Some yacht owners want what they want, even if means bending the rules of physics. A buyer’s rep approached Heesen Yachts last year, for example, enquiring about the possibility of building a behemoth yacht (to be called Cosmos) that was also light, fast and aesthetically pleasing. Think a 263-foot sports car on the water.
The Dutch yard, which has met and solved many technical challenges in the past, could’ve reasonably been stumped by this request. Technically a gigayacht—a fully custom yacht over 220 feet in length—Cosmos would have the added distinction of being an Olympic sprinter in a world of bloated, supersized vessels.
After Heesen’s engineers studied the challenges, they came up with a solution.
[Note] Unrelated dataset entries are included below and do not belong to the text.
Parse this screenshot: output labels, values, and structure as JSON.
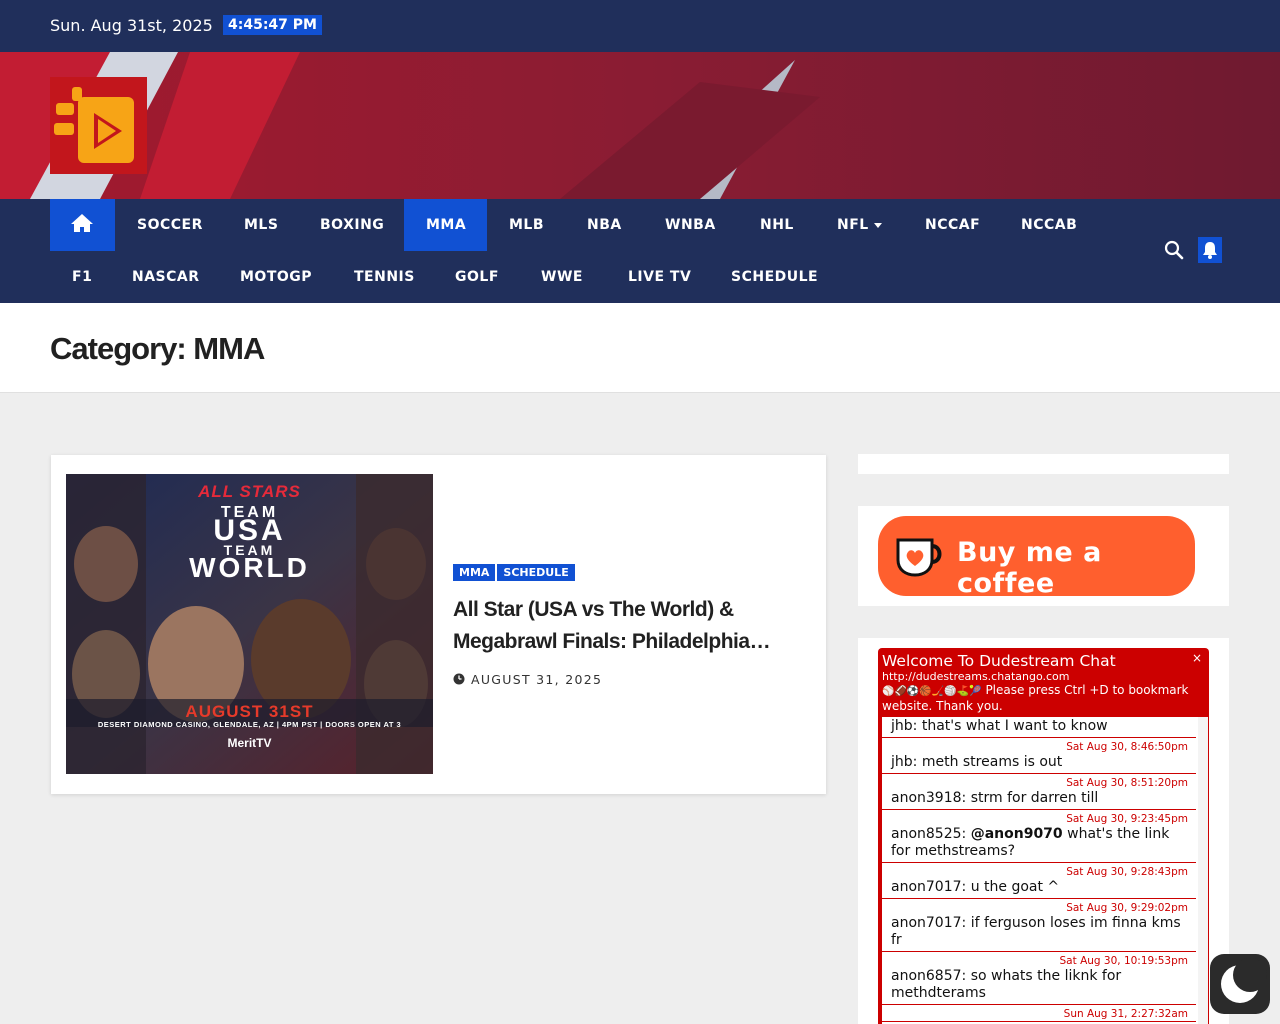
{
  "topbar": {
    "date": "Sun. Aug 31st, 2025",
    "time": "4:45:47 PM"
  },
  "nav": {
    "row1": [
      "SOCCER",
      "MLS",
      "BOXING",
      "MMA",
      "MLB",
      "NBA",
      "WNBA",
      "NHL",
      "NFL",
      "NCCAF",
      "NCCAB"
    ],
    "row2": [
      "F1",
      "NASCAR",
      "MOTOGP",
      "TENNIS",
      "GOLF",
      "WWE",
      "LIVE TV",
      "SCHEDULE"
    ],
    "active": "MMA",
    "accent": "#1151d3",
    "background": "#202f5b"
  },
  "category": {
    "title": "Category: MMA"
  },
  "post": {
    "tags": [
      "MMA",
      "SCHEDULE"
    ],
    "title": "All Star (USA vs The World) & Megabrawl Finals: Philadelphia…",
    "date": "AUGUST 31, 2025",
    "poster": {
      "brand": "ALL STARS",
      "line1": "TEAM",
      "line2": "USA",
      "line3": "TEAM",
      "line4": "WORLD",
      "event_date": "AUGUST 31ST",
      "venue": "DESERT DIAMOND CASINO, GLENDALE, AZ | 4PM PST | DOORS OPEN AT 3",
      "network": "MeritTV"
    }
  },
  "coffee": {
    "label": "Buy me a coffee",
    "color": "#ff5f2e"
  },
  "chat": {
    "title": "Welcome To Dudestream Chat",
    "url": "http://dudestreams.chatango.com",
    "desc": "Please press Ctrl +D to bookmark website. Thank you.",
    "close": "×",
    "messages": [
      {
        "ts": "",
        "user": "jhb",
        "mention": "",
        "text": "that's what I want to know"
      },
      {
        "ts": "Sat Aug 30, 8:46:50pm",
        "user": "jhb",
        "mention": "",
        "text": "meth streams is out"
      },
      {
        "ts": "Sat Aug 30, 8:51:20pm",
        "user": "anon3918",
        "mention": "",
        "text": "strm for darren till"
      },
      {
        "ts": "Sat Aug 30, 9:23:45pm",
        "user": "anon8525",
        "mention": "@anon9070",
        "text": "what's the link for methstreams?"
      },
      {
        "ts": "Sat Aug 30, 9:28:43pm",
        "user": "anon7017",
        "mention": "",
        "text": "u the goat ^"
      },
      {
        "ts": "Sat Aug 30, 9:29:02pm",
        "user": "anon7017",
        "mention": "",
        "text": "if ferguson loses im finna kms fr"
      },
      {
        "ts": "Sat Aug 30, 10:19:53pm",
        "user": "anon6857",
        "mention": "",
        "text": "so whats the liknk for methdterams"
      },
      {
        "ts": "Sun Aug 31, 2:27:32am",
        "user": "",
        "mention": "",
        "text": ""
      }
    ]
  }
}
Build the yacht in aluminum to keep its weight down, add four mammoth MTU diesel engines (weighing 52 tons) that deliver more than 19,000 hp, and don’t forget to call in two of the most respected yacht designers—one for the interior and one for the exterior, to ensure nothing like this yacht had ever been built.
The plans are becoming reality, thanks in part to a patented feature Heesen is calling “the backbone.” The equivalent of a highly engineered I-beam, the backbone provides longitudinal structural support for the aluminum hull and superstructure without adding significant weight to the overall design.
When it is launched, Cosmos should reach a top end of 29 knots (or perhaps even faster because Heesen tends to be conservative with its estimates).
Winch Design created the sleek, contemporary exterior lines that look to be anything but a massive, lumbering superyacht. The prime features include a 3,000-square-foot sundeck, a flush foredeck that can work as a helipad or giant dance floor, a 24-foot swimming pool with glass bottom, and beach club with a sunken, walkaround bar. On the upper decks, there are exterior social areas both fore and aft of the saloons.
Dutch yacht design studio Sinot approached the interior in an unusual way, using elements inspired by nature, including large windows, backlit onyx, crystal-glass panels, straw marquetry, silk carpets, and leather wall paneling. Cosmos will have a large spiral staircase with stainless details and that staircase will wrap around the glass elevator across four decks.
Project Cosmos will have four guest cabins on the lower deck, a VIP stateroom with private studio on the bridge deck, and a master suite on the forward main deck. Its 19 crew will be housed in 11 cabins.